Background: Iron deficiency and iron deficiency anemia have been shown to have negative effects on aspects of perception, attention, and memory. Objective: The purpose of this investigation was to assess the extent to which increases in dietary iron consumption are related to improvements in behavioral measures of perceptual, attentional, and mnemonic function. Methods: Women were selected from a randomized, double-blind, controlled food-fortification trial involving ad libitum consumption of either a double-fortified salt (DFS) containing 47 mg potassium iodate/kg and 3.3 mg microencapsulated ferrous fumarate/g (1.1 mg elemental Fe/g) or a control iodized salt. Participants' blood iron status (primary outcomes) and cognitive functioning (secondary outcomes) were assessed at baseline and after 10 mo at endline. The study was performed on a tea plantation in the Darjeeling district of India. Participants (n = 126; 66% iron deficient and 49% anemic at baseline) were otherwise healthy women of reproductive age, 18-55 y. Results: Significant improvements were documented for iron status and for perceptual, attentional, and mnemonic function in the DFS group (percentage of variance accounted for: 16.5%) compared with the control group. In addition, the amount of change in perceptual and cognitive performance was significantly (P < 0.05) related to the amount of change in blood iron markers (mean percentage of variance accounted for: 16.0%) and baseline concentrations of blood iron markers (mean percentage of variance accounted for: 25.0%). Overall, there was evidence that the strongest effects of change in iron status were obtained for perceptual and low-level attentional function. Conclusion: DFS produced measurable and significant improvements in the perceptual, attentional, and mnemonic performance of Indian female tea pickers of reproductive age.

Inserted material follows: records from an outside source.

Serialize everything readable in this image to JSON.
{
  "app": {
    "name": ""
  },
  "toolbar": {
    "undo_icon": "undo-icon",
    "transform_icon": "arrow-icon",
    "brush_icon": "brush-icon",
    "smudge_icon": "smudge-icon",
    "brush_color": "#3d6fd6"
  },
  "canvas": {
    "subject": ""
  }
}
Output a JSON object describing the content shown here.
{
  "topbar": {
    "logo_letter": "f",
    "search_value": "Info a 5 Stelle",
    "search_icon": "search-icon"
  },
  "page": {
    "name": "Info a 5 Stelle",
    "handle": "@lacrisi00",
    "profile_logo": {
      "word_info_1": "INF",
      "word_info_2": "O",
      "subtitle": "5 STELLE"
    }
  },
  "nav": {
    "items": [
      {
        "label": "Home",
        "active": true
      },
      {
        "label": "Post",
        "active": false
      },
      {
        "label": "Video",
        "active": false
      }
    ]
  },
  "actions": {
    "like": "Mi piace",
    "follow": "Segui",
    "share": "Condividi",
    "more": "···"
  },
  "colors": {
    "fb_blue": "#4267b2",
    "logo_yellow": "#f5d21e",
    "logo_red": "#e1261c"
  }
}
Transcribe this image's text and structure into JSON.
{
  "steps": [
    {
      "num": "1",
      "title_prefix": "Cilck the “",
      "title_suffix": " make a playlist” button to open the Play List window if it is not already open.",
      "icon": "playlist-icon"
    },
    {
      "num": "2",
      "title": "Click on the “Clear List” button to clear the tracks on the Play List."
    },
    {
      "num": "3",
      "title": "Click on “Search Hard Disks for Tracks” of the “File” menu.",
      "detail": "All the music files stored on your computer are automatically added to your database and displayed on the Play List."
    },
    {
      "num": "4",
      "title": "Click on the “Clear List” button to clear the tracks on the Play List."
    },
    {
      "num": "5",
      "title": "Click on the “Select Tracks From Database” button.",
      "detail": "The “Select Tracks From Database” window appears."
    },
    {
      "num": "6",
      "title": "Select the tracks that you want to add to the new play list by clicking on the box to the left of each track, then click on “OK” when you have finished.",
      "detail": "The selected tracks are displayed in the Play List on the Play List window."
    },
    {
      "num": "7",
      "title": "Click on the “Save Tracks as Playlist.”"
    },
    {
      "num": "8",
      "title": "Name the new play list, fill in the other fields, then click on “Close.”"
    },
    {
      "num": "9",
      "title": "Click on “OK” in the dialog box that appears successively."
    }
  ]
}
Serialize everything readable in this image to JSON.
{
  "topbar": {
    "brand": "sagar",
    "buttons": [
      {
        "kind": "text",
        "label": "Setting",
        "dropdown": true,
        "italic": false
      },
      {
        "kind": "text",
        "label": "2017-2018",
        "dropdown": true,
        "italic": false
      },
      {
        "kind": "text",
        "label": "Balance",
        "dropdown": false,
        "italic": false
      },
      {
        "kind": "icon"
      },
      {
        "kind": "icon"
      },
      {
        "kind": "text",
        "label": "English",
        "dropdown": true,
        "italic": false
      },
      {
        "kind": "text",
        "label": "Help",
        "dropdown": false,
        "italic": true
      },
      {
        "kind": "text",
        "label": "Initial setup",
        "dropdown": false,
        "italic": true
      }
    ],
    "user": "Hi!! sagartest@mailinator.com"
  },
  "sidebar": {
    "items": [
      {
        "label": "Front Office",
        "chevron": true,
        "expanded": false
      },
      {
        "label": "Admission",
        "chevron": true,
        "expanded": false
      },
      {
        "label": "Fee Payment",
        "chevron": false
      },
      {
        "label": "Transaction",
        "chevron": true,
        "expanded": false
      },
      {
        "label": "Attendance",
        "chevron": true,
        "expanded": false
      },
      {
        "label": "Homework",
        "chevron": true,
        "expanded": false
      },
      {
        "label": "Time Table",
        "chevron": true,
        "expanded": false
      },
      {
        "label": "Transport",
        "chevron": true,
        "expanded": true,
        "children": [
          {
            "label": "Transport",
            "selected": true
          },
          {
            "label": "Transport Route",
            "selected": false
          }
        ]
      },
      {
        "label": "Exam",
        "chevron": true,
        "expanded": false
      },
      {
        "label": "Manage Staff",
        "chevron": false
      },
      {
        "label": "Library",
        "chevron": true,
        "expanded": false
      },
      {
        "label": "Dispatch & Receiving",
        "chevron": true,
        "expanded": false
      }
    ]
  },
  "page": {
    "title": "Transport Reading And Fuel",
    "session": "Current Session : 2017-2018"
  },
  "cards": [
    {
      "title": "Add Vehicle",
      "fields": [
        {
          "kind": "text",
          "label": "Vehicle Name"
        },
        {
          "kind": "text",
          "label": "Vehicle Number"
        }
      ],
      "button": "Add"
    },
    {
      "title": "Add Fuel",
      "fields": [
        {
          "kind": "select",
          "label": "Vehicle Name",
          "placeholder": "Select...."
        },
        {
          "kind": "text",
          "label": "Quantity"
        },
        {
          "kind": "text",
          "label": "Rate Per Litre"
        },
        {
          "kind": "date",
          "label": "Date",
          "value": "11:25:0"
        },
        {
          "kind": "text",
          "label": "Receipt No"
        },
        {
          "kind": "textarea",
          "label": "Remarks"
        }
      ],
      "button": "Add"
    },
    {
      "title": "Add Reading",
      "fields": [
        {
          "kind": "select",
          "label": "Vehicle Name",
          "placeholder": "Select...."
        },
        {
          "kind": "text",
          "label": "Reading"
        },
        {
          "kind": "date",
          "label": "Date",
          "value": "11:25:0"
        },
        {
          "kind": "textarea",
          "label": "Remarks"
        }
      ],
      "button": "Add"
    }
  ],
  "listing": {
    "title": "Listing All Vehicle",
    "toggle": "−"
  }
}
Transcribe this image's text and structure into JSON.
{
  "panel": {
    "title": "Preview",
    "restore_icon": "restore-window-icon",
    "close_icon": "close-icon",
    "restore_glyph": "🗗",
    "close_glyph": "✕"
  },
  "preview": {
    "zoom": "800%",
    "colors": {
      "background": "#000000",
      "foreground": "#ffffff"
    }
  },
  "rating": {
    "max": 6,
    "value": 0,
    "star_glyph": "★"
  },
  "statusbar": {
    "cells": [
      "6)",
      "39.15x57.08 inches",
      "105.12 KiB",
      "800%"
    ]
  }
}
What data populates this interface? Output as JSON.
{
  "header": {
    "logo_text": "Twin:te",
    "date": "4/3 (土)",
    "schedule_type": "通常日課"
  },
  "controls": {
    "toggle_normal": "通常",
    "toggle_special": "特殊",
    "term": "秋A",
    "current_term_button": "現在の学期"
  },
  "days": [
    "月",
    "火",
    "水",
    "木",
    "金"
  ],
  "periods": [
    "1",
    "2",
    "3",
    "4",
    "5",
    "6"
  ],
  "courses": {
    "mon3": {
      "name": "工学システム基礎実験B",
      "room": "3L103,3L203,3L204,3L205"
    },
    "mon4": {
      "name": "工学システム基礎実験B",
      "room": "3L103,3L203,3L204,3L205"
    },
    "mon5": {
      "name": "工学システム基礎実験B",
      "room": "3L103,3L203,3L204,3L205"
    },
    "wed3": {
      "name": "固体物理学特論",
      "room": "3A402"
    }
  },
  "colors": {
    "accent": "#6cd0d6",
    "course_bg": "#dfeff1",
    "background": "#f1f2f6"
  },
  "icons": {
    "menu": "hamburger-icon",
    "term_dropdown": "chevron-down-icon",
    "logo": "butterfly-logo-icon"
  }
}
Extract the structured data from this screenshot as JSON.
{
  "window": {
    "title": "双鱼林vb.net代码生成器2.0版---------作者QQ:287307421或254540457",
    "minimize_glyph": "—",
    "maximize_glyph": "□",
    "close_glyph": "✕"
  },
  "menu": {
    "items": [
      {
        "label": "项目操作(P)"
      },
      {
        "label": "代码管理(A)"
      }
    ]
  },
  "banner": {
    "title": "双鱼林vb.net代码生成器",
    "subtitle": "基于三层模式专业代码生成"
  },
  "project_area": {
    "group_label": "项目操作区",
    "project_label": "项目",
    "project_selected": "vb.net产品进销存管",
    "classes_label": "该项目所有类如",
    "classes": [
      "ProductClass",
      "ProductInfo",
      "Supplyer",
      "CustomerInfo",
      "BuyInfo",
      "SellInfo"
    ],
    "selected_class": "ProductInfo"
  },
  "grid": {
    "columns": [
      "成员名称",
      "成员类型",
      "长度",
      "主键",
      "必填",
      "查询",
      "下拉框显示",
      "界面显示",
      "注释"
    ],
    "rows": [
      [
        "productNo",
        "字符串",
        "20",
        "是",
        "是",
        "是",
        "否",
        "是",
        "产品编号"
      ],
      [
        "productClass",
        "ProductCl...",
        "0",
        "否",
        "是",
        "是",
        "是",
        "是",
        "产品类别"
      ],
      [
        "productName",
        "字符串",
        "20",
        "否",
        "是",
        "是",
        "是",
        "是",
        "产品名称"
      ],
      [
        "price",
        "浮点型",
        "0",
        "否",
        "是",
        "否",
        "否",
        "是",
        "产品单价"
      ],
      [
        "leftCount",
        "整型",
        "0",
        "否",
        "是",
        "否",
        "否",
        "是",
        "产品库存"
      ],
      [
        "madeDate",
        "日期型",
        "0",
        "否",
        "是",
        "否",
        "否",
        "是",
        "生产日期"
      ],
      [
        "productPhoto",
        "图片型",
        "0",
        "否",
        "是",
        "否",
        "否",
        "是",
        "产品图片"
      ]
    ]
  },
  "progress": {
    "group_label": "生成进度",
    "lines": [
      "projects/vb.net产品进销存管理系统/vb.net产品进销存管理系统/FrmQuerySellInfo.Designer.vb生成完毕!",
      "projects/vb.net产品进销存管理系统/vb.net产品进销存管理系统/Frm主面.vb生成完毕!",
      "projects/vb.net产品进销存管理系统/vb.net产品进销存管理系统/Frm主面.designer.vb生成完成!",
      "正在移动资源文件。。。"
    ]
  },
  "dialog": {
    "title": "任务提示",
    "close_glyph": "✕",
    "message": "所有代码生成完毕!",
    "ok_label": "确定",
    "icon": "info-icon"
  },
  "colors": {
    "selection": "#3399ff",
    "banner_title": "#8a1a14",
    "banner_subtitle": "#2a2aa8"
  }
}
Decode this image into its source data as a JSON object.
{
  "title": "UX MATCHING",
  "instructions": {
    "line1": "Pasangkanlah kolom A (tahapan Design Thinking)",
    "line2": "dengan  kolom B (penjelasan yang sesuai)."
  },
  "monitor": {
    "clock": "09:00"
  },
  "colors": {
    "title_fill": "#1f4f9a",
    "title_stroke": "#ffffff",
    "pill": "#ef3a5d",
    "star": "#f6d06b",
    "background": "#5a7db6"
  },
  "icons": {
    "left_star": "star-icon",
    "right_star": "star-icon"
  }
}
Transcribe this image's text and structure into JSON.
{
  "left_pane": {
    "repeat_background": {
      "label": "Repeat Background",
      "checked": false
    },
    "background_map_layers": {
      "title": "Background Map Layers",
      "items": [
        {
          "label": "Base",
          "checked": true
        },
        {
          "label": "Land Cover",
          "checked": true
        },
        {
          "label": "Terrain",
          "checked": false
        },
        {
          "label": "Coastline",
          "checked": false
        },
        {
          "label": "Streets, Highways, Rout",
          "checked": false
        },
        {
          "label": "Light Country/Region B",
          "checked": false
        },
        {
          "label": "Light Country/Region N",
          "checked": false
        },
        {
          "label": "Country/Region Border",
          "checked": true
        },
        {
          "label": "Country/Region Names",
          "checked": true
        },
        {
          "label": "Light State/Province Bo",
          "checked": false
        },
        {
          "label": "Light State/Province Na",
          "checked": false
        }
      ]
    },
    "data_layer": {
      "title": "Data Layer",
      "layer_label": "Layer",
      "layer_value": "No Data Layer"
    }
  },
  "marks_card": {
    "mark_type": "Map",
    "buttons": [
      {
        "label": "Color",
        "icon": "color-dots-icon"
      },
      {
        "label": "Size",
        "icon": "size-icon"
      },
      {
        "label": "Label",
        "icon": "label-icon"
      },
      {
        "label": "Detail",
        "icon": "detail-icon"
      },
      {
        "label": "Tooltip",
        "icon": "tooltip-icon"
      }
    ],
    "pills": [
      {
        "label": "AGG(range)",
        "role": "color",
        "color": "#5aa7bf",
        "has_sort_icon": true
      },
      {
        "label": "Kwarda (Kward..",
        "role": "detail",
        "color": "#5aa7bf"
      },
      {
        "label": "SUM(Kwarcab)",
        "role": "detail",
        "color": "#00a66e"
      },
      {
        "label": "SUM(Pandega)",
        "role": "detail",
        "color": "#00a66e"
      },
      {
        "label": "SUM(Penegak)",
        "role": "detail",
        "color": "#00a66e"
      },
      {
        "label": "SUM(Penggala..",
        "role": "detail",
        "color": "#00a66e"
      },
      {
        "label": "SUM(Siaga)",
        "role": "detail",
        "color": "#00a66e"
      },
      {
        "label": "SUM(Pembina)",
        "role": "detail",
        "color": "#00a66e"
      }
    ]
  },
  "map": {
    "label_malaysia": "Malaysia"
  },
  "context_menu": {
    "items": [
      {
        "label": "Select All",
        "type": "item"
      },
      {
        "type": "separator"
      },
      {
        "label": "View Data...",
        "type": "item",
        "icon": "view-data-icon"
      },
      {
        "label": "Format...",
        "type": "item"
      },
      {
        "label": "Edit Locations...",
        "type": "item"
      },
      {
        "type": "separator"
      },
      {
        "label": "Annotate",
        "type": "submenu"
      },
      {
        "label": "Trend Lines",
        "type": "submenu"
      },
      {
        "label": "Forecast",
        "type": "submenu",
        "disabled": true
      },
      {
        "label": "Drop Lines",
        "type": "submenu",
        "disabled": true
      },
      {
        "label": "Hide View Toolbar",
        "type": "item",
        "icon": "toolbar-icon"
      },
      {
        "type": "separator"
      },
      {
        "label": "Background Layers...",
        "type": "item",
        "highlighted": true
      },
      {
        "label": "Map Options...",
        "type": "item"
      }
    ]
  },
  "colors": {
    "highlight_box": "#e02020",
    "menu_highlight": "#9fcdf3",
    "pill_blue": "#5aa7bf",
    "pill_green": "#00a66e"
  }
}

All Science Journal Classification (ASJC) codes
- Medicine (miscellaneous)
- Nutrition and Dietetics